(Work request): What you return must match the listing exactly, with every image removed.

++++++++++++++++++++

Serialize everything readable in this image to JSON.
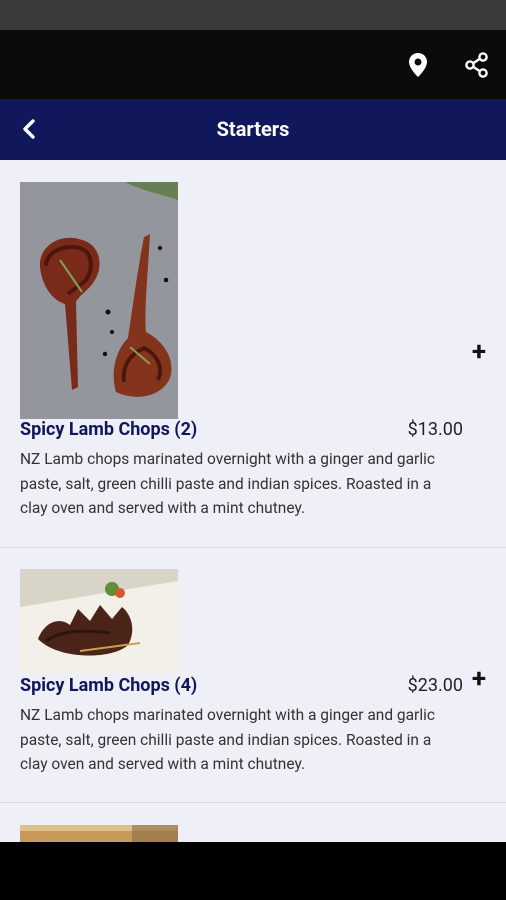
{
  "header": {
    "title": "Starters",
    "icons": {
      "back": "chevron-left-icon",
      "location": "map-pin-icon",
      "share": "share-icon"
    }
  },
  "items": [
    {
      "name": "Spicy Lamb Chops (2)",
      "price": "$13.00",
      "description": "NZ Lamb chops marinated overnight with a ginger and garlic paste, salt, green chilli paste and indian spices. Roasted in a clay oven and served with a mint chutney.",
      "add_icon": "plus-icon"
    },
    {
      "name": "Spicy Lamb Chops (4)",
      "price": "$23.00",
      "description": "NZ Lamb chops marinated overnight with a ginger and garlic paste, salt, green chilli paste and indian spices. Roasted in a clay oven and served with a mint chutney.",
      "add_icon": "plus-icon"
    }
  ],
  "colors": {
    "title_bar": "#10185b",
    "app_bar": "#0b0b0b",
    "background": "#efeff7",
    "dish_name": "#10185b"
  }
}
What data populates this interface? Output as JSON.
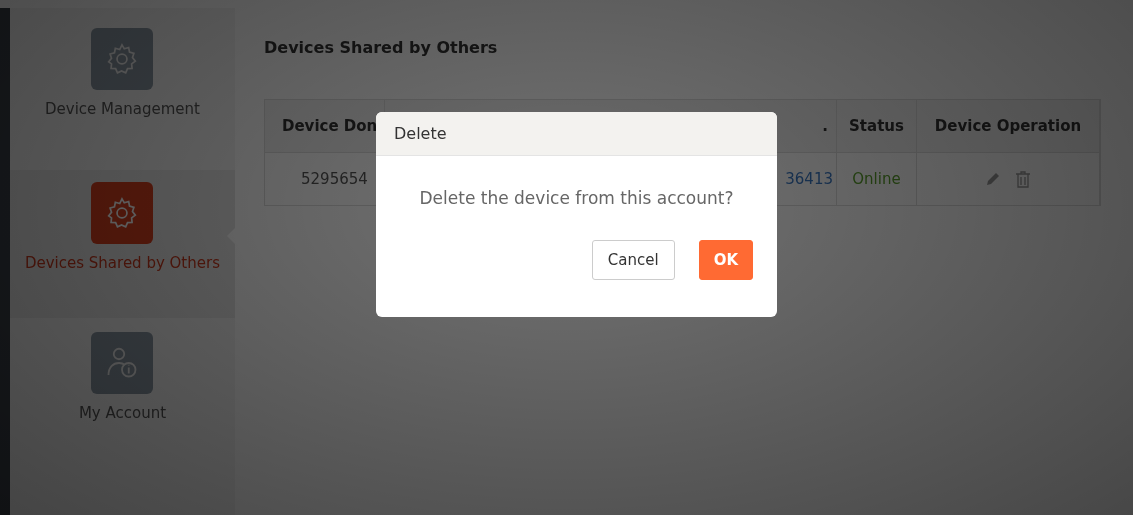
{
  "sidebar": {
    "items": [
      {
        "label": "Device Management",
        "kind": "gear",
        "selected": false
      },
      {
        "label": "Devices Shared by Others",
        "kind": "gear",
        "selected": true
      },
      {
        "label": "My Account",
        "kind": "account",
        "selected": false
      }
    ]
  },
  "page_title": "Devices Shared by Others",
  "table": {
    "columns": [
      "Device Don",
      ".",
      "Status",
      "Device Operation"
    ],
    "rows": [
      {
        "cells": [
          "5295654",
          "36413",
          "Online"
        ]
      }
    ]
  },
  "dialog": {
    "title": "Delete",
    "message": "Delete the device from this account?",
    "buttons": [
      {
        "label": "Cancel",
        "kind": "secondary"
      },
      {
        "label": "OK",
        "kind": "primary"
      }
    ]
  }
}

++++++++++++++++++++

(Result of the exercise):
Serialize everything readable in this image to JSON.
{
  "header": {
    "title": "Starters",
    "icons": {
      "back": "chevron-left-icon",
      "location": "map-pin-icon",
      "share": "share-icon"
    }
  },
  "items": [
    {
      "name": "Spicy Lamb Chops (2)",
      "price": "$13.00",
      "description": "NZ Lamb chops marinated overnight with a ginger and garlic paste, salt, green chilli paste and indian spices. Roasted in a clay oven and served with a mint chutney.",
      "add_icon": "plus-icon"
    },
    {
      "name": "Spicy Lamb Chops (4)",
      "price": "$23.00",
      "description": "NZ Lamb chops marinated overnight with a ginger and garlic paste, salt, green chilli paste and indian spices. Roasted in a clay oven and served with a mint chutney.",
      "add_icon": "plus-icon"
    }
  ],
  "colors": {
    "title_bar": "#10185b",
    "app_bar": "#0b0b0b",
    "background": "#efeff7",
    "dish_name": "#10185b"
  }
}
What data populates this interface? Output as JSON.
{
  "sidebar": {
    "items": [
      {
        "label": "Device Management",
        "kind": "gear",
        "selected": false
      },
      {
        "label": "Devices Shared by Others",
        "kind": "gear",
        "selected": true
      },
      {
        "label": "My Account",
        "kind": "account",
        "selected": false
      }
    ]
  },
  "page_title": "Devices Shared by Others",
  "table": {
    "columns": [
      "Device Don",
      ".",
      "Status",
      "Device Operation"
    ],
    "rows": [
      {
        "cells": [
          "5295654",
          "36413",
          "Online"
        ]
      }
    ]
  },
  "dialog": {
    "title": "Delete",
    "message": "Delete the device from this account?",
    "buttons": [
      {
        "label": "Cancel",
        "kind": "secondary"
      },
      {
        "label": "OK",
        "kind": "primary"
      }
    ]
  }
}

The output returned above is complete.